“We are honored that NEH has funded Most Southern again, making summer 2019 the program’s tenth anniversary,” said Dr. Rolando Herts, director of The Delta Center and co-director of the workshop. “Our region is making considerable strides in cultural heritage development through Delta State and the Mississippi Delta National Heritage Area. We look forward to immersing our participants in this dynamic place by engaging them with scholars, performers, and residents who are telling Delta stories through Blues, civil rights, food, and expressions of faith.”

Most Southern scholars with Mississippi Delta Chinese Cathy Wong at Chinese Cemetery in Greenville, MS

Over the past decade, the NEH Most Southern workshops have developed a dedicated network of over 600 alumni scholars who serve as educational and cultural ambassadors for Delta State University and the Mississippi Delta National Heritage Area (MDNHA). The workshops use an experiential learning approach, engaging participants directly with historically and culturally significant people and places in the MDNHA.

Workshop participants take what they have learned back to their schools and communities, sharing stories and lessons from the MDNHA with students, colleagues, family and friends, nationally and globally. Many past participants have made return visits to the region, bringing students, colleagues, family and friends with them.

“This year, we had participants from Hawaii, Illinois, and New York, as well as several scholars from right here in Mississippi,” said Lee Aylward, program associate for education and community outreach at The Delta Center and workshop co-director. “Our alumni are actively engaged with and have enduring respect for The Delta Center, Delta State and the Delta region because of this workshop. Several of them have presented at our International Conference on the Blues and have completed the International Blues Scholars Program, our online Blues Studies certificate.”

Earlier this year, the National Humanities Alliance recognized Most Southern as a high impact NEH program in several key measurement areas, including Enriching K-12 Education; Providing Lifelong Learning Opportunities for Diverse Audiences; Facilitating Community Dialogue; Fostering Local Tourism Economies; and Promoting Civic Education.

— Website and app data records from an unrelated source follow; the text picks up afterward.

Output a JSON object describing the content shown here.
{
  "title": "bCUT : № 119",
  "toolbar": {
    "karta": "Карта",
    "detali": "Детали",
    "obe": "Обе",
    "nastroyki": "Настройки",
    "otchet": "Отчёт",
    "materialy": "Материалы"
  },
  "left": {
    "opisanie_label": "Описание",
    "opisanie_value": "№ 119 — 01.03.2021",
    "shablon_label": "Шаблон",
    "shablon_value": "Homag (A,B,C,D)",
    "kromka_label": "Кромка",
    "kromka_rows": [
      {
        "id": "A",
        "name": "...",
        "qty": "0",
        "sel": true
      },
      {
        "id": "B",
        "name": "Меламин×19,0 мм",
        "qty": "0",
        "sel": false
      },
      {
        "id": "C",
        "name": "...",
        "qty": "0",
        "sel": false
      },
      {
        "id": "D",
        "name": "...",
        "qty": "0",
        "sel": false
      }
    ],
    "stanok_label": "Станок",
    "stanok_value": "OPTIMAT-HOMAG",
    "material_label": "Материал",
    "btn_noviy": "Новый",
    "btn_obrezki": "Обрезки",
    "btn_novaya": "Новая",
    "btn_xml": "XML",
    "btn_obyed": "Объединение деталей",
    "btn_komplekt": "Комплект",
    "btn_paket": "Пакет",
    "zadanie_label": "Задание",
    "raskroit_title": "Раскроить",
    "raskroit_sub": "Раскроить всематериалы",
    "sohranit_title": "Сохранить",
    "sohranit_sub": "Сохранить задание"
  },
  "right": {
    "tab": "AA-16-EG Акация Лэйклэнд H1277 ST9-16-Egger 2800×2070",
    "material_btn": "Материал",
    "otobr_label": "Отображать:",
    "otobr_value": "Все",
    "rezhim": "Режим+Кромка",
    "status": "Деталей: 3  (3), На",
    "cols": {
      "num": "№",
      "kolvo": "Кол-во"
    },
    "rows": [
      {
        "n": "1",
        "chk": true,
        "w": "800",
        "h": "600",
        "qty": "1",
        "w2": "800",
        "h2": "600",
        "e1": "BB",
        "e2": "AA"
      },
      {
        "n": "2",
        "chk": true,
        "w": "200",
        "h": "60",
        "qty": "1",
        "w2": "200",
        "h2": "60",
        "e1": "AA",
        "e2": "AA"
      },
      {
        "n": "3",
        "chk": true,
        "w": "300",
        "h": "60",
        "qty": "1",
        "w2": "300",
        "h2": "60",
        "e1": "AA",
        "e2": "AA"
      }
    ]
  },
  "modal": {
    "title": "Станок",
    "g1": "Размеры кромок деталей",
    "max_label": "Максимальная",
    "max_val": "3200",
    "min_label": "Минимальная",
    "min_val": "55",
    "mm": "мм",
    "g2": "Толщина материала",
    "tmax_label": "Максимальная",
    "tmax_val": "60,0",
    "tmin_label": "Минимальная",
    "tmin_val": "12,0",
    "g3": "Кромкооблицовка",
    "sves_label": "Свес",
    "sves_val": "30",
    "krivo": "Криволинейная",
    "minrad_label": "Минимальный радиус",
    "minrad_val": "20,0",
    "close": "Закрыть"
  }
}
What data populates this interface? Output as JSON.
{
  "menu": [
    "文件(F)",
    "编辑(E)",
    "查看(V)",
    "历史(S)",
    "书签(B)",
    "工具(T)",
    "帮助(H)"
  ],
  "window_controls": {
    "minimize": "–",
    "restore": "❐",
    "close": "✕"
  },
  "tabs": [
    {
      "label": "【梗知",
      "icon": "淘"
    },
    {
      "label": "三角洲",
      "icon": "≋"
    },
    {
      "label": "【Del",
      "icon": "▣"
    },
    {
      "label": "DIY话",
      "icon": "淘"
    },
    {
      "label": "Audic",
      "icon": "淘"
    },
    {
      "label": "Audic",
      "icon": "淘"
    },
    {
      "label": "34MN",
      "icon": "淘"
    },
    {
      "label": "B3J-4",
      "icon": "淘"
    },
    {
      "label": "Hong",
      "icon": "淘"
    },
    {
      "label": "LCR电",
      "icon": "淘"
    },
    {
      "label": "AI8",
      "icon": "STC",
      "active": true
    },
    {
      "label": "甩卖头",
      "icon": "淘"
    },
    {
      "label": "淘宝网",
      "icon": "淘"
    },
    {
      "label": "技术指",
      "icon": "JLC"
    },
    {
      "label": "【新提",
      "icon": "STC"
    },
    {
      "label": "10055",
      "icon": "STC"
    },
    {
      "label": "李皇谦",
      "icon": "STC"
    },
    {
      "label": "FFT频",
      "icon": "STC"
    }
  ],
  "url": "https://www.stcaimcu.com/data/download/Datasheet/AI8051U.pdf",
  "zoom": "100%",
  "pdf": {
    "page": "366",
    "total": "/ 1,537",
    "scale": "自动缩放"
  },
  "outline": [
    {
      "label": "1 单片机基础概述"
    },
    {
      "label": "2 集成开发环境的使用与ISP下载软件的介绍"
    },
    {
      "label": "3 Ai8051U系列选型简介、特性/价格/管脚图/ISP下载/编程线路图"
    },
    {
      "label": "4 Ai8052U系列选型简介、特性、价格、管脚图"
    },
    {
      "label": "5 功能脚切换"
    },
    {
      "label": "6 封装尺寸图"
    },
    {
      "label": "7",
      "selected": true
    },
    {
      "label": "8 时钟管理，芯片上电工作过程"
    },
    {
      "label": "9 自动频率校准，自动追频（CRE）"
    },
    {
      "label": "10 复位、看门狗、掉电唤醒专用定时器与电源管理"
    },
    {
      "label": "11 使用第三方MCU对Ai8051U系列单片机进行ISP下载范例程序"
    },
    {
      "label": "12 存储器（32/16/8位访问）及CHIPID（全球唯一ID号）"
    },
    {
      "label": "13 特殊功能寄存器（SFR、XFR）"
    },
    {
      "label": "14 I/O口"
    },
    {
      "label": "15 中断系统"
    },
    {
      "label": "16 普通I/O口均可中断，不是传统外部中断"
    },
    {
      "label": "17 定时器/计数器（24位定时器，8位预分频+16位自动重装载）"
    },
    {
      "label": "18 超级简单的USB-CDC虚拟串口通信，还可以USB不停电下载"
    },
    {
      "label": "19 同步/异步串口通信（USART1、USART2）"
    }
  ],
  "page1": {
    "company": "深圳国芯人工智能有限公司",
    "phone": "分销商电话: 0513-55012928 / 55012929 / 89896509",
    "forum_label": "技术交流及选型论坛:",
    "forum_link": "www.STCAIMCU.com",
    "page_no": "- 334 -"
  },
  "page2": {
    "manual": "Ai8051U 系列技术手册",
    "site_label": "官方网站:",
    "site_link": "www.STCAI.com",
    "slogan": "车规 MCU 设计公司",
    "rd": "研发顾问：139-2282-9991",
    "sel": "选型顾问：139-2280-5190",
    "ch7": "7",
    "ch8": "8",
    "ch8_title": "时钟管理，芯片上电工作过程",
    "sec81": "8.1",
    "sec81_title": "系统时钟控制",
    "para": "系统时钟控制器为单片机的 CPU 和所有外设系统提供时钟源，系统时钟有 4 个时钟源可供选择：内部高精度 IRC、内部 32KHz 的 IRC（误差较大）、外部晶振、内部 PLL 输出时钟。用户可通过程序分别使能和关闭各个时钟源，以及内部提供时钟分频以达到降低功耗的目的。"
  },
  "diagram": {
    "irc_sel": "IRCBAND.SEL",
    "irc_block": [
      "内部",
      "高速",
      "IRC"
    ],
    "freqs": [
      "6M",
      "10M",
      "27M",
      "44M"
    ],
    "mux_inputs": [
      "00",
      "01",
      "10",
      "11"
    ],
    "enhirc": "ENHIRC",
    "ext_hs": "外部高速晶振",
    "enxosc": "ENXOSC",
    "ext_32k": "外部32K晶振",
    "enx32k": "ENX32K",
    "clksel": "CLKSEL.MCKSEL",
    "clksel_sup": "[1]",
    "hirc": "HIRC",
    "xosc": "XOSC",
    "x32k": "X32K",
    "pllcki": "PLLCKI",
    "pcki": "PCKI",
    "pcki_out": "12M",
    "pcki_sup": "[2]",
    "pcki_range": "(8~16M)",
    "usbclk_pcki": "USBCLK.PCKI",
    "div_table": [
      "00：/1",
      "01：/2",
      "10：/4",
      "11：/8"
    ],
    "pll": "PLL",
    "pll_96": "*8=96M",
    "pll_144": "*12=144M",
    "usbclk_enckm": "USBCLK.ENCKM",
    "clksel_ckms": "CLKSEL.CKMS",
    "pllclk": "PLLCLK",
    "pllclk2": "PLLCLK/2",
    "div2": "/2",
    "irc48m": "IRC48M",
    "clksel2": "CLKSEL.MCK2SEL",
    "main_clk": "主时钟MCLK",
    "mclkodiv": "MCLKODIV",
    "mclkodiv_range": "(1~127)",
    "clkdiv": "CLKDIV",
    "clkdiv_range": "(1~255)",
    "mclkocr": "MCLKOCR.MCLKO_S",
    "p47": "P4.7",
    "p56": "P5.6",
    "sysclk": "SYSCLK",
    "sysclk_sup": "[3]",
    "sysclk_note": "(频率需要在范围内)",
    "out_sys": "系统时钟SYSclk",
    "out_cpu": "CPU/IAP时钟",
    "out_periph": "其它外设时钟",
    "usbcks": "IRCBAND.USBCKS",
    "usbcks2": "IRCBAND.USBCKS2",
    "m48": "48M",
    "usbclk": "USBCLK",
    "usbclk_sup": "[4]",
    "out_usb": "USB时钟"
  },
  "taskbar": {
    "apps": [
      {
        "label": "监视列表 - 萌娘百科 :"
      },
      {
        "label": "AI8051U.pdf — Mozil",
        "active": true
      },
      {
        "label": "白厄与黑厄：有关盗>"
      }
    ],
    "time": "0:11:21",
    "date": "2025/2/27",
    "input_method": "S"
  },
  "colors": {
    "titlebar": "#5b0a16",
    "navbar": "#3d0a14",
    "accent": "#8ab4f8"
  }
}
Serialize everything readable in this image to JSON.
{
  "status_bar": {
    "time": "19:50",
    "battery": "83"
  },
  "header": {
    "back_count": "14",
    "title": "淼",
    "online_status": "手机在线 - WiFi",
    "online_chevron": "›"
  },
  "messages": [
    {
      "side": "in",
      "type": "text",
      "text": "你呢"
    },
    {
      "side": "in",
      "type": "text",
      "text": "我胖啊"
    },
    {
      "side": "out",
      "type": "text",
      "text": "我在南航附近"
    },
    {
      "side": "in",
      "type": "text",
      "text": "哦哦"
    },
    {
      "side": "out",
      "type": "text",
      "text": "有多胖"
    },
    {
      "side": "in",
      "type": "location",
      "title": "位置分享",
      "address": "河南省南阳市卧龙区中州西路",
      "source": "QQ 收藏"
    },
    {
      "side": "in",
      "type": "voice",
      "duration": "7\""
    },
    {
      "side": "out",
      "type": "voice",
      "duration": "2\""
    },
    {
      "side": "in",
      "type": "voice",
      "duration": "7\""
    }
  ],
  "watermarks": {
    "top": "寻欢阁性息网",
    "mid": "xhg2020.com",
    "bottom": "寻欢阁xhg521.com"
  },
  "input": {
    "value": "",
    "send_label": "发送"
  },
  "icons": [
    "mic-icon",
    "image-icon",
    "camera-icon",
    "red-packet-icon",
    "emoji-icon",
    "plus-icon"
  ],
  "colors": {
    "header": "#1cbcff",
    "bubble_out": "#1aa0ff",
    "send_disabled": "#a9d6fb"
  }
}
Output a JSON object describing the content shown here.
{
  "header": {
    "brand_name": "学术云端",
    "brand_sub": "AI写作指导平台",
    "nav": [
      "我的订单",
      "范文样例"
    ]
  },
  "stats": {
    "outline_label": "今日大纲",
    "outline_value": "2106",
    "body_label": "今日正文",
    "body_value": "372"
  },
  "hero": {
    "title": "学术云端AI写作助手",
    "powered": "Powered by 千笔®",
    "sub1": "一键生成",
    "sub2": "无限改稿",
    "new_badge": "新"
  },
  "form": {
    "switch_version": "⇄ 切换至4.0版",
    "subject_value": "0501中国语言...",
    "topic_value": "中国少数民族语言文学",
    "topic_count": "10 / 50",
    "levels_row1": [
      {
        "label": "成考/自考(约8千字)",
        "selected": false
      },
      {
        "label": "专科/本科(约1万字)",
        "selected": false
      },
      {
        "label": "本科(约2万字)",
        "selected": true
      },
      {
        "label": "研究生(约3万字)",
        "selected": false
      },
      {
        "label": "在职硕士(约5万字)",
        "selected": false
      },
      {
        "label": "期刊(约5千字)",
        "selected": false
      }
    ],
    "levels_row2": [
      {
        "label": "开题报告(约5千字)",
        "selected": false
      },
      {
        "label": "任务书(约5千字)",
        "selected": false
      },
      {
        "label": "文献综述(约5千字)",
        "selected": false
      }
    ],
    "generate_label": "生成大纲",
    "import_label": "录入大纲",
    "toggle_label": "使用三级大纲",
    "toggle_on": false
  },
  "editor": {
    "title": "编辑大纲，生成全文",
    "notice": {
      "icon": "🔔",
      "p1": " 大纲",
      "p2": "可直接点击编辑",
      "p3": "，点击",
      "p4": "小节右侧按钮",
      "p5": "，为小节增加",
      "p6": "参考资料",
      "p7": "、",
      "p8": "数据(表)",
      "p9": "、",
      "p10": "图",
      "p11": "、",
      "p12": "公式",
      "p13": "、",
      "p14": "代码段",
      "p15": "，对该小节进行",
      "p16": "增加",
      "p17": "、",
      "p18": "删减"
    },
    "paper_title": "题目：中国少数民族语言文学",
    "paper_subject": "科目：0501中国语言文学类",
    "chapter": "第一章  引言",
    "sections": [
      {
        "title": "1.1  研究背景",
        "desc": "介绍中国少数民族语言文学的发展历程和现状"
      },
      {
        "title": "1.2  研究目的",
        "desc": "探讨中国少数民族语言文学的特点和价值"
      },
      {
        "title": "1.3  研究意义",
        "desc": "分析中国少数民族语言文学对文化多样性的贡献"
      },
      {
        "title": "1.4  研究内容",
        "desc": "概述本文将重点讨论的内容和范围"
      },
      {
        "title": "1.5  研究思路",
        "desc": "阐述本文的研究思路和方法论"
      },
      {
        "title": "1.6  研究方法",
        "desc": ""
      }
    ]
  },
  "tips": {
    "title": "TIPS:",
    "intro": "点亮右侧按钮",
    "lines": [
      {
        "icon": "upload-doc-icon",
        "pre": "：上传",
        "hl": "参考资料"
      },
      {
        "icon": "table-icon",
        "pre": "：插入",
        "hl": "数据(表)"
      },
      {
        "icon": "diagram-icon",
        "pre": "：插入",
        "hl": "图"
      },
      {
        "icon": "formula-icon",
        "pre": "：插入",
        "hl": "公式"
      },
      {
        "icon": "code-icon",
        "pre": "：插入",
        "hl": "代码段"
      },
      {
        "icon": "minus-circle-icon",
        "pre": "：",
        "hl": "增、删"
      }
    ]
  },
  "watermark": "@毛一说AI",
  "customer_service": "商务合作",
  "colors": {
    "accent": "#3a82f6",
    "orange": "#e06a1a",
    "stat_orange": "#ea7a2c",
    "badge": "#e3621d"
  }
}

The mission of The Delta Center is to promote greater understanding of Mississippi Delta culture and history and its significance to the world through education, partnerships and community engagement. The Delta Center serves as the management entity of the MDNHA and is the home of the NEH Most Southern Place on Earth workshop and the International Delta Blues Project. For more information, visit

The MDNHA is a partnership between the people of the Mississippi Delta and the National Park Service. The MDNHA was designated by U.S. Congress in 2009 and is governed by a board of directors representing agencies and organizations defined in the Congressional legislation. More information about the MDNHA, including the complete approved management plan, is available at